Provided data START

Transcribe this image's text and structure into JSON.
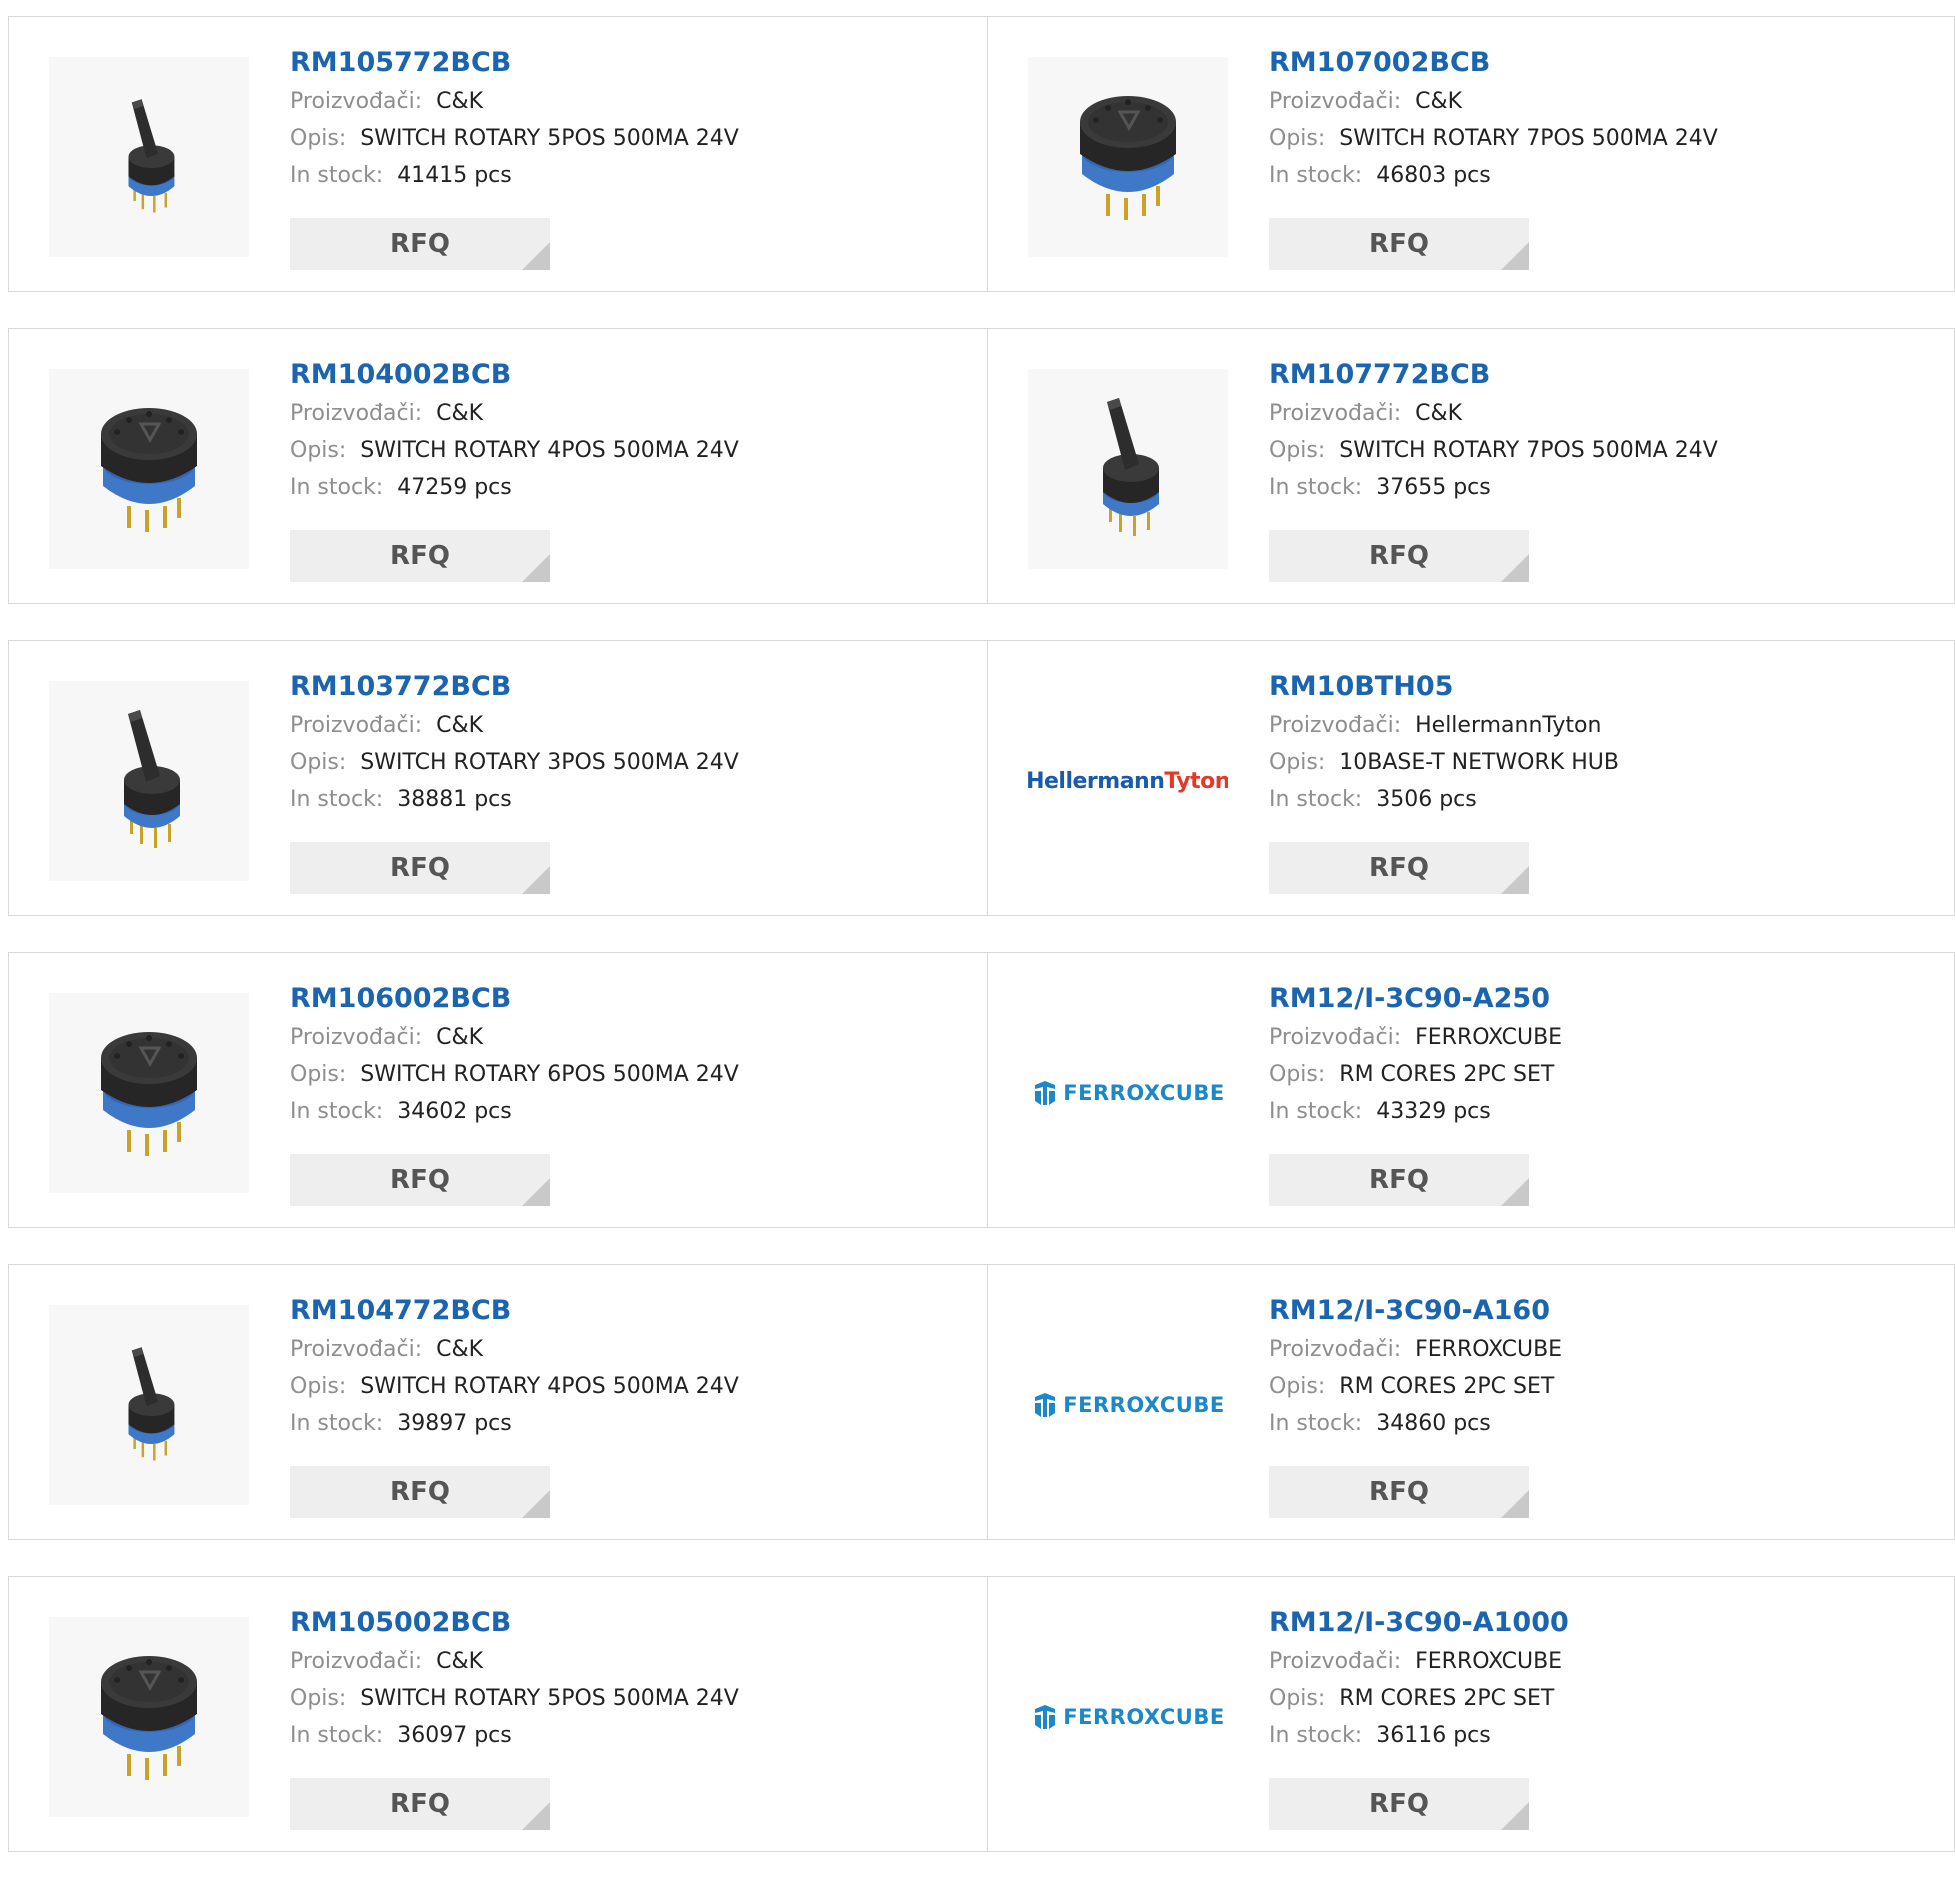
{
  "colors": {
    "part_link": "#1a64b0",
    "label": "#8e8e8e",
    "value": "#222222",
    "rfq_bg": "#eeeeee",
    "border": "#d9d9d9"
  },
  "labels": {
    "manufacturer": "Proizvođači:",
    "description": "Opis:",
    "stock": "In stock:",
    "rfq": "RFQ"
  },
  "logos": {
    "hellermann": {
      "part1": "Hellermann",
      "part2": "Tyton"
    },
    "ferroxcube": "FERROXCUBE"
  },
  "products": [
    {
      "part": "RM105772BCB",
      "manufacturer": "C&K",
      "description": "SWITCH ROTARY 5POS 500MA 24V",
      "stock": "41415 pcs",
      "image": "rotary-switch-shaft-small"
    },
    {
      "part": "RM107002BCB",
      "manufacturer": "C&K",
      "description": "SWITCH ROTARY 7POS 500MA 24V",
      "stock": "46803 pcs",
      "image": "rotary-switch-round"
    },
    {
      "part": "RM104002BCB",
      "manufacturer": "C&K",
      "description": "SWITCH ROTARY 4POS 500MA 24V",
      "stock": "47259 pcs",
      "image": "rotary-switch-round"
    },
    {
      "part": "RM107772BCB",
      "manufacturer": "C&K",
      "description": "SWITCH ROTARY 7POS 500MA 24V",
      "stock": "37655 pcs",
      "image": "rotary-switch-shaft"
    },
    {
      "part": "RM103772BCB",
      "manufacturer": "C&K",
      "description": "SWITCH ROTARY 3POS 500MA 24V",
      "stock": "38881 pcs",
      "image": "rotary-switch-shaft"
    },
    {
      "part": "RM10BTH05",
      "manufacturer": "HellermannTyton",
      "description": "10BASE-T NETWORK HUB",
      "stock": "3506 pcs",
      "image": "hellermanntyton-logo"
    },
    {
      "part": "RM106002BCB",
      "manufacturer": "C&K",
      "description": "SWITCH ROTARY 6POS 500MA 24V",
      "stock": "34602 pcs",
      "image": "rotary-switch-round"
    },
    {
      "part": "RM12/I-3C90-A250",
      "manufacturer": "FERROXCUBE",
      "description": "RM CORES 2PC SET",
      "stock": "43329 pcs",
      "image": "ferroxcube-logo"
    },
    {
      "part": "RM104772BCB",
      "manufacturer": "C&K",
      "description": "SWITCH ROTARY 4POS 500MA 24V",
      "stock": "39897 pcs",
      "image": "rotary-switch-shaft-small"
    },
    {
      "part": "RM12/I-3C90-A160",
      "manufacturer": "FERROXCUBE",
      "description": "RM CORES 2PC SET",
      "stock": "34860 pcs",
      "image": "ferroxcube-logo"
    },
    {
      "part": "RM105002BCB",
      "manufacturer": "C&K",
      "description": "SWITCH ROTARY 5POS 500MA 24V",
      "stock": "36097 pcs",
      "image": "rotary-switch-round"
    },
    {
      "part": "RM12/I-3C90-A1000",
      "manufacturer": "FERROXCUBE",
      "description": "RM CORES 2PC SET",
      "stock": "36116 pcs",
      "image": "ferroxcube-logo"
    }
  ]
}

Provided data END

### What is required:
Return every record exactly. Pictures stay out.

### Exercise response:
Transcribe this image's text and structure into JSON.
{
  "colors": {
    "part_link": "#1a64b0",
    "label": "#8e8e8e",
    "value": "#222222",
    "rfq_bg": "#eeeeee",
    "border": "#d9d9d9"
  },
  "labels": {
    "manufacturer": "Proizvođači:",
    "description": "Opis:",
    "stock": "In stock:",
    "rfq": "RFQ"
  },
  "logos": {
    "hellermann": {
      "part1": "Hellermann",
      "part2": "Tyton"
    },
    "ferroxcube": "FERROXCUBE"
  },
  "products": [
    {
      "part": "RM105772BCB",
      "manufacturer": "C&K",
      "description": "SWITCH ROTARY 5POS 500MA 24V",
      "stock": "41415 pcs",
      "image": "rotary-switch-shaft-small"
    },
    {
      "part": "RM107002BCB",
      "manufacturer": "C&K",
      "description": "SWITCH ROTARY 7POS 500MA 24V",
      "stock": "46803 pcs",
      "image": "rotary-switch-round"
    },
    {
      "part": "RM104002BCB",
      "manufacturer": "C&K",
      "description": "SWITCH ROTARY 4POS 500MA 24V",
      "stock": "47259 pcs",
      "image": "rotary-switch-round"
    },
    {
      "part": "RM107772BCB",
      "manufacturer": "C&K",
      "description": "SWITCH ROTARY 7POS 500MA 24V",
      "stock": "37655 pcs",
      "image": "rotary-switch-shaft"
    },
    {
      "part": "RM103772BCB",
      "manufacturer": "C&K",
      "description": "SWITCH ROTARY 3POS 500MA 24V",
      "stock": "38881 pcs",
      "image": "rotary-switch-shaft"
    },
    {
      "part": "RM10BTH05",
      "manufacturer": "HellermannTyton",
      "description": "10BASE-T NETWORK HUB",
      "stock": "3506 pcs",
      "image": "hellermanntyton-logo"
    },
    {
      "part": "RM106002BCB",
      "manufacturer": "C&K",
      "description": "SWITCH ROTARY 6POS 500MA 24V",
      "stock": "34602 pcs",
      "image": "rotary-switch-round"
    },
    {
      "part": "RM12/I-3C90-A250",
      "manufacturer": "FERROXCUBE",
      "description": "RM CORES 2PC SET",
      "stock": "43329 pcs",
      "image": "ferroxcube-logo"
    },
    {
      "part": "RM104772BCB",
      "manufacturer": "C&K",
      "description": "SWITCH ROTARY 4POS 500MA 24V",
      "stock": "39897 pcs",
      "image": "rotary-switch-shaft-small"
    },
    {
      "part": "RM12/I-3C90-A160",
      "manufacturer": "FERROXCUBE",
      "description": "RM CORES 2PC SET",
      "stock": "34860 pcs",
      "image": "ferroxcube-logo"
    },
    {
      "part": "RM105002BCB",
      "manufacturer": "C&K",
      "description": "SWITCH ROTARY 5POS 500MA 24V",
      "stock": "36097 pcs",
      "image": "rotary-switch-round"
    },
    {
      "part": "RM12/I-3C90-A1000",
      "manufacturer": "FERROXCUBE",
      "description": "RM CORES 2PC SET",
      "stock": "36116 pcs",
      "image": "ferroxcube-logo"
    }
  ]
}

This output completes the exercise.